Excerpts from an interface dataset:
┄┄┄┄┄┄

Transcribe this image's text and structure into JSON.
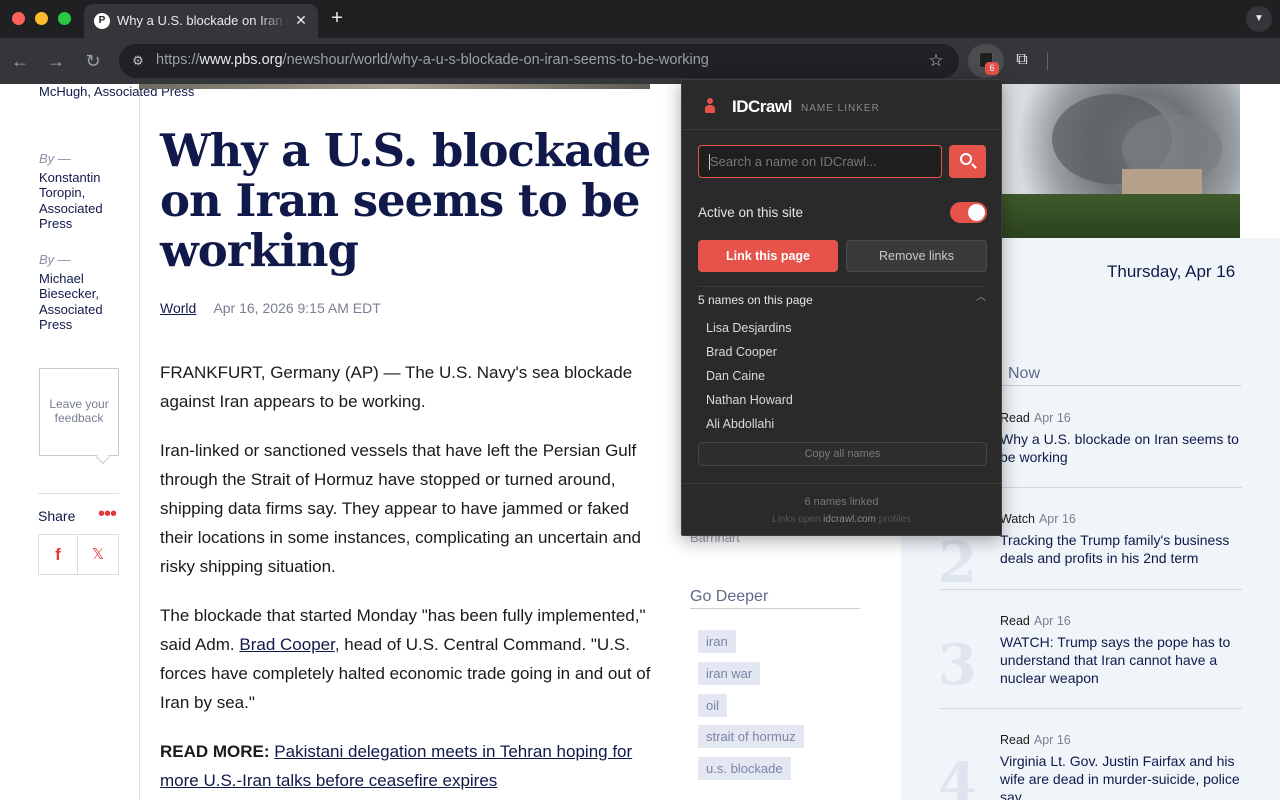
{
  "browser": {
    "tab_title": "Why a U.S. blockade on Iran seems to be working",
    "url_prefix": "https://",
    "url_host": "www.pbs.org",
    "url_path": "/newshour/world/why-a-u-s-blockade-on-iran-seems-to-be-working",
    "extension_badge": "6"
  },
  "article": {
    "bylines": [
      {
        "by": "",
        "name": "McHugh, Associated Press"
      },
      {
        "by": "By —",
        "name": "Konstantin Toropin, Associated Press"
      },
      {
        "by": "By —",
        "name": "Michael Biesecker, Associated Press"
      }
    ],
    "feedback_label": "Leave your feedback",
    "share_label": "Share",
    "headline": "Why a U.S. blockade on Iran seems to be working",
    "section": "World",
    "date": "Apr 16, 2026 9:15 AM EDT",
    "p1": "FRANKFURT, Germany (AP) — The U.S. Navy's sea blockade against Iran appears to be working.",
    "p2": "Iran-linked or sanctioned vessels that have left the Persian Gulf through the Strait of Hormuz have stopped or turned around, shipping data firms say. They appear to have jammed or faked their locations in some instances, complicating an uncertain and risky shipping situation.",
    "p3_a": "The blockade that started Monday \"has been fully implemented,\" said Adm. ",
    "p3_link": "Brad Cooper",
    "p3_b": ", head of U.S. Central Command. \"U.S. forces have completely halted economic trade going in and out of Iran by sea.\"",
    "readmore_label": "READ MORE:",
    "readmore_link": "Pakistani delegation meets in Tehran hoping for more U.S.-Iran talks before ceasefire expires"
  },
  "sidebar": {
    "date": "Thursday, Apr 16",
    "now_label": "Now",
    "barnhart": "Barnhart",
    "go_deeper": "Go Deeper",
    "tags": [
      "iran",
      "iran war",
      "oil",
      "strait of hormuz",
      "u.s. blockade"
    ],
    "items": [
      {
        "num": "",
        "kind": "Read",
        "date": "Apr 16",
        "title": "Why a U.S. blockade on Iran seems to be working"
      },
      {
        "num": "2",
        "kind": "Watch",
        "date": "Apr 16",
        "title": "Tracking the Trump family's business deals and profits in his 2nd term"
      },
      {
        "num": "3",
        "kind": "Read",
        "date": "Apr 16",
        "title": "WATCH: Trump says the pope has to understand that Iran cannot have a nuclear weapon"
      },
      {
        "num": "4",
        "kind": "Read",
        "date": "Apr 16",
        "title": "Virginia Lt. Gov. Justin Fairfax and his wife are dead in murder-suicide, police say"
      }
    ]
  },
  "popup": {
    "brand": "IDCrawl",
    "subtitle": "NAME LINKER",
    "search_placeholder": "Search a name on IDCrawl...",
    "active_label": "Active on this site",
    "link_button": "Link this page",
    "remove_button": "Remove links",
    "names_header": "5 names on this page",
    "names": [
      "Lisa Desjardins",
      "Brad Cooper",
      "Dan Caine",
      "Nathan Howard",
      "Ali Abdollahi"
    ],
    "copy_button": "Copy all names",
    "linked_count": "6 names linked",
    "footer_a": "Links open ",
    "footer_site": "idcrawl.com",
    "footer_b": " profiles",
    "accent": "#e5534b"
  }
}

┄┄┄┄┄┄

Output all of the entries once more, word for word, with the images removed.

_EXERCISE SOLUTION:_
Transcribe this image's text and structure into JSON.
{
  "browser": {
    "tab_title": "Why a U.S. blockade on Iran seems to be working",
    "url_prefix": "https://",
    "url_host": "www.pbs.org",
    "url_path": "/newshour/world/why-a-u-s-blockade-on-iran-seems-to-be-working",
    "extension_badge": "6"
  },
  "article": {
    "bylines": [
      {
        "by": "",
        "name": "McHugh, Associated Press"
      },
      {
        "by": "By —",
        "name": "Konstantin Toropin, Associated Press"
      },
      {
        "by": "By —",
        "name": "Michael Biesecker, Associated Press"
      }
    ],
    "feedback_label": "Leave your feedback",
    "share_label": "Share",
    "headline": "Why a U.S. blockade on Iran seems to be working",
    "section": "World",
    "date": "Apr 16, 2026 9:15 AM EDT",
    "p1": "FRANKFURT, Germany (AP) — The U.S. Navy's sea blockade against Iran appears to be working.",
    "p2": "Iran-linked or sanctioned vessels that have left the Persian Gulf through the Strait of Hormuz have stopped or turned around, shipping data firms say. They appear to have jammed or faked their locations in some instances, complicating an uncertain and risky shipping situation.",
    "p3_a": "The blockade that started Monday \"has been fully implemented,\" said Adm. ",
    "p3_link": "Brad Cooper",
    "p3_b": ", head of U.S. Central Command. \"U.S. forces have completely halted economic trade going in and out of Iran by sea.\"",
    "readmore_label": "READ MORE:",
    "readmore_link": "Pakistani delegation meets in Tehran hoping for more U.S.-Iran talks before ceasefire expires"
  },
  "sidebar": {
    "date": "Thursday, Apr 16",
    "now_label": "Now",
    "barnhart": "Barnhart",
    "go_deeper": "Go Deeper",
    "tags": [
      "iran",
      "iran war",
      "oil",
      "strait of hormuz",
      "u.s. blockade"
    ],
    "items": [
      {
        "num": "",
        "kind": "Read",
        "date": "Apr 16",
        "title": "Why a U.S. blockade on Iran seems to be working"
      },
      {
        "num": "2",
        "kind": "Watch",
        "date": "Apr 16",
        "title": "Tracking the Trump family's business deals and profits in his 2nd term"
      },
      {
        "num": "3",
        "kind": "Read",
        "date": "Apr 16",
        "title": "WATCH: Trump says the pope has to understand that Iran cannot have a nuclear weapon"
      },
      {
        "num": "4",
        "kind": "Read",
        "date": "Apr 16",
        "title": "Virginia Lt. Gov. Justin Fairfax and his wife are dead in murder-suicide, police say"
      }
    ]
  },
  "popup": {
    "brand": "IDCrawl",
    "subtitle": "NAME LINKER",
    "search_placeholder": "Search a name on IDCrawl...",
    "active_label": "Active on this site",
    "link_button": "Link this page",
    "remove_button": "Remove links",
    "names_header": "5 names on this page",
    "names": [
      "Lisa Desjardins",
      "Brad Cooper",
      "Dan Caine",
      "Nathan Howard",
      "Ali Abdollahi"
    ],
    "copy_button": "Copy all names",
    "linked_count": "6 names linked",
    "footer_a": "Links open ",
    "footer_site": "idcrawl.com",
    "footer_b": " profiles",
    "accent": "#e5534b"
  }
}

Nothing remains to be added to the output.